RECORD EXCERPTS
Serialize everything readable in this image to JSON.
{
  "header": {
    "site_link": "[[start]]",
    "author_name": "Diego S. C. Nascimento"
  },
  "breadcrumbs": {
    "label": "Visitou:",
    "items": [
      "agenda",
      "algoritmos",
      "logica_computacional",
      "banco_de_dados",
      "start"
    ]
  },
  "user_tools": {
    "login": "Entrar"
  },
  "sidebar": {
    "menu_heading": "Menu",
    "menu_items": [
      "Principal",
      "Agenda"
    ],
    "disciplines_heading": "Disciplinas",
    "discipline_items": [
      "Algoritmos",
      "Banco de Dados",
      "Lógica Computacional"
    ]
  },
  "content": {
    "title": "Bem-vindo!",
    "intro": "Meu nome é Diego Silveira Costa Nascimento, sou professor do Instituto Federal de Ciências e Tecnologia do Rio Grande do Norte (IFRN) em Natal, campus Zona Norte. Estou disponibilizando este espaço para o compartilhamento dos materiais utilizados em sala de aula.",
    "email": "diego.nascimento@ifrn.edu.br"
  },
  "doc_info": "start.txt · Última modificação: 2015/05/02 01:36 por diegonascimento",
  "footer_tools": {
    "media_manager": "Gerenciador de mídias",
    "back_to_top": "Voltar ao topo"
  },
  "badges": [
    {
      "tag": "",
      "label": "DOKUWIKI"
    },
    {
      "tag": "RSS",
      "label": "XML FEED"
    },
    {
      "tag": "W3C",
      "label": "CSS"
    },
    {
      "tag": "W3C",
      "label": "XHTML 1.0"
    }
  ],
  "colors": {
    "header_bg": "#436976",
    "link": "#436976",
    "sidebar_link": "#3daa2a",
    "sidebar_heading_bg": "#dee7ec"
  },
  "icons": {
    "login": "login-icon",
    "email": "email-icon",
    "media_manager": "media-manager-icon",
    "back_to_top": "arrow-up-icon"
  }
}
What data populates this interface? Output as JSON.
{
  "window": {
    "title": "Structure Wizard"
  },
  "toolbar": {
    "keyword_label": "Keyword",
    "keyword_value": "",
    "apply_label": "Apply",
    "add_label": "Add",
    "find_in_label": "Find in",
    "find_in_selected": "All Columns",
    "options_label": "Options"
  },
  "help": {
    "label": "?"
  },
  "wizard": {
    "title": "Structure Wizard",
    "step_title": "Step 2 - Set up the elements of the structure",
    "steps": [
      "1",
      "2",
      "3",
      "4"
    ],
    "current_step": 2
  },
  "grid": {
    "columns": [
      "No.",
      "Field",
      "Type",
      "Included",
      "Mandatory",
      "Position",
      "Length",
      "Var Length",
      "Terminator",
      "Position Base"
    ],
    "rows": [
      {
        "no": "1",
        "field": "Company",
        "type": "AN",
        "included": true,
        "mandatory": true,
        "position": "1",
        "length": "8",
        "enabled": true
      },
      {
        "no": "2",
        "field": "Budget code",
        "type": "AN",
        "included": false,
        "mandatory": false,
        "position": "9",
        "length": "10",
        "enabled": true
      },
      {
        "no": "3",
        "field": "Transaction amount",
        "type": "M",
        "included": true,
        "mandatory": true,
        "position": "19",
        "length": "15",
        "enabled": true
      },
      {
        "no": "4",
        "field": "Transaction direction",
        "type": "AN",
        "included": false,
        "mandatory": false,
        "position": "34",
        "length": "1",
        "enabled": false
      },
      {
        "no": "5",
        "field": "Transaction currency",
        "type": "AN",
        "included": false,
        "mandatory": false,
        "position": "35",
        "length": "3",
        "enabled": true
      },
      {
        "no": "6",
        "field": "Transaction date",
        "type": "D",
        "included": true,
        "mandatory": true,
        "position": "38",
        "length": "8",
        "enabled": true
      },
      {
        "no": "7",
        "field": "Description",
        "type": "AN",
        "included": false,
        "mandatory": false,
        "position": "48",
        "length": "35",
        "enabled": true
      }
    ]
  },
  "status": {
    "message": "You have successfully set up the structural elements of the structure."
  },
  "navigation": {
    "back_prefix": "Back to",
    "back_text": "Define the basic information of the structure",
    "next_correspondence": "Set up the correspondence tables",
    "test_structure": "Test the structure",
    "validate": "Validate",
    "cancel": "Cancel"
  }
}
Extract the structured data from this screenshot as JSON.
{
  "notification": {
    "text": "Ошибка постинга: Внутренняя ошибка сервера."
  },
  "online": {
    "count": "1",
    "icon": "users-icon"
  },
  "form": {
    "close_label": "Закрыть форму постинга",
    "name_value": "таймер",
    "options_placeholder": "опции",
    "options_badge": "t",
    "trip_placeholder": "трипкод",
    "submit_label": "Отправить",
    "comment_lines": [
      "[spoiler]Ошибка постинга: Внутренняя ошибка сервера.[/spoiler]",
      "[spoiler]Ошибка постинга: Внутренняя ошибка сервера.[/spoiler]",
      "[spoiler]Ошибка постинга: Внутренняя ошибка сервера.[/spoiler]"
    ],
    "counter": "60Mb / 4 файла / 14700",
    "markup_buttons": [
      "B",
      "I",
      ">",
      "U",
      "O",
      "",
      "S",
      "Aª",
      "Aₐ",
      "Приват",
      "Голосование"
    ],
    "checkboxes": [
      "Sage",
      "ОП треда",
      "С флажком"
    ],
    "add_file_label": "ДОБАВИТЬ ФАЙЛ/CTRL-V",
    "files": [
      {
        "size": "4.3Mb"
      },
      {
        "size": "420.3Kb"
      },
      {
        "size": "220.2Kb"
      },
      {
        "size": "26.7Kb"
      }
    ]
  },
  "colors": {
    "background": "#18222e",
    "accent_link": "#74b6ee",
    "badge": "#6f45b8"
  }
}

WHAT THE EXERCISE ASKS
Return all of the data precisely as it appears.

WRITTEN RESPONSE
Serialize everything readable in this image to JSON.
{
  "header": {
    "site_link": "[[start]]",
    "author_name": "Diego S. C. Nascimento"
  },
  "breadcrumbs": {
    "label": "Visitou:",
    "items": [
      "agenda",
      "algoritmos",
      "logica_computacional",
      "banco_de_dados",
      "start"
    ]
  },
  "user_tools": {
    "login": "Entrar"
  },
  "sidebar": {
    "menu_heading": "Menu",
    "menu_items": [
      "Principal",
      "Agenda"
    ],
    "disciplines_heading": "Disciplinas",
    "discipline_items": [
      "Algoritmos",
      "Banco de Dados",
      "Lógica Computacional"
    ]
  },
  "content": {
    "title": "Bem-vindo!",
    "intro": "Meu nome é Diego Silveira Costa Nascimento, sou professor do Instituto Federal de Ciências e Tecnologia do Rio Grande do Norte (IFRN) em Natal, campus Zona Norte. Estou disponibilizando este espaço para o compartilhamento dos materiais utilizados em sala de aula.",
    "email": "diego.nascimento@ifrn.edu.br"
  },
  "doc_info": "start.txt · Última modificação: 2015/05/02 01:36 por diegonascimento",
  "footer_tools": {
    "media_manager": "Gerenciador de mídias",
    "back_to_top": "Voltar ao topo"
  },
  "badges": [
    {
      "tag": "",
      "label": "DOKUWIKI"
    },
    {
      "tag": "RSS",
      "label": "XML FEED"
    },
    {
      "tag": "W3C",
      "label": "CSS"
    },
    {
      "tag": "W3C",
      "label": "XHTML 1.0"
    }
  ],
  "colors": {
    "header_bg": "#436976",
    "link": "#436976",
    "sidebar_link": "#3daa2a",
    "sidebar_heading_bg": "#dee7ec"
  },
  "icons": {
    "login": "login-icon",
    "email": "email-icon",
    "media_manager": "media-manager-icon",
    "back_to_top": "arrow-up-icon"
  }
}
What data populates this interface? Output as JSON.
{
  "window": {
    "title": "Structure Wizard"
  },
  "toolbar": {
    "keyword_label": "Keyword",
    "keyword_value": "",
    "apply_label": "Apply",
    "add_label": "Add",
    "find_in_label": "Find in",
    "find_in_selected": "All Columns",
    "options_label": "Options"
  },
  "help": {
    "label": "?"
  },
  "wizard": {
    "title": "Structure Wizard",
    "step_title": "Step 2 - Set up the elements of the structure",
    "steps": [
      "1",
      "2",
      "3",
      "4"
    ],
    "current_step": 2
  },
  "grid": {
    "columns": [
      "No.",
      "Field",
      "Type",
      "Included",
      "Mandatory",
      "Position",
      "Length",
      "Var Length",
      "Terminator",
      "Position Base"
    ],
    "rows": [
      {
        "no": "1",
        "field": "Company",
        "type": "AN",
        "included": true,
        "mandatory": true,
        "position": "1",
        "length": "8",
        "enabled": true
      },
      {
        "no": "2",
        "field": "Budget code",
        "type": "AN",
        "included": false,
        "mandatory": false,
        "position": "9",
        "length": "10",
        "enabled": true
      },
      {
        "no": "3",
        "field": "Transaction amount",
        "type": "M",
        "included": true,
        "mandatory": true,
        "position": "19",
        "length": "15",
        "enabled": true
      },
      {
        "no": "4",
        "field": "Transaction direction",
        "type": "AN",
        "included": false,
        "mandatory": false,
        "position": "34",
        "length": "1",
        "enabled": false
      },
      {
        "no": "5",
        "field": "Transaction currency",
        "type": "AN",
        "included": false,
        "mandatory": false,
        "position": "35",
        "length": "3",
        "enabled": true
      },
      {
        "no": "6",
        "field": "Transaction date",
        "type": "D",
        "included": true,
        "mandatory": true,
        "position": "38",
        "length": "8",
        "enabled": true
      },
      {
        "no": "7",
        "field": "Description",
        "type": "AN",
        "included": false,
        "mandatory": false,
        "position": "48",
        "length": "35",
        "enabled": true
      }
    ]
  },
  "status": {
    "message": "You have successfully set up the structural elements of the structure."
  },
  "navigation": {
    "back_prefix": "Back to",
    "back_text": "Define the basic information of the structure",
    "next_correspondence": "Set up the correspondence tables",
    "test_structure": "Test the structure",
    "validate": "Validate",
    "cancel": "Cancel"
  }
}
Extract the structured data from this screenshot as JSON.
{
  "notification": {
    "text": "Ошибка постинга: Внутренняя ошибка сервера."
  },
  "online": {
    "count": "1",
    "icon": "users-icon"
  },
  "form": {
    "close_label": "Закрыть форму постинга",
    "name_value": "таймер",
    "options_placeholder": "опции",
    "options_badge": "t",
    "trip_placeholder": "трипкод",
    "submit_label": "Отправить",
    "comment_lines": [
      "[spoiler]Ошибка постинга: Внутренняя ошибка сервера.[/spoiler]",
      "[spoiler]Ошибка постинга: Внутренняя ошибка сервера.[/spoiler]",
      "[spoiler]Ошибка постинга: Внутренняя ошибка сервера.[/spoiler]"
    ],
    "counter": "60Mb / 4 файла / 14700",
    "markup_buttons": [
      "B",
      "I",
      ">",
      "U",
      "O",
      "",
      "S",
      "Aª",
      "Aₐ",
      "Приват",
      "Голосование"
    ],
    "checkboxes": [
      "Sage",
      "ОП треда",
      "С флажком"
    ],
    "add_file_label": "ДОБАВИТЬ ФАЙЛ/CTRL-V",
    "files": [
      {
        "size": "4.3Mb"
      },
      {
        "size": "420.3Kb"
      },
      {
        "size": "220.2Kb"
      },
      {
        "size": "26.7Kb"
      }
    ]
  },
  "colors": {
    "background": "#18222e",
    "accent_link": "#74b6ee",
    "badge": "#6f45b8"
  }
}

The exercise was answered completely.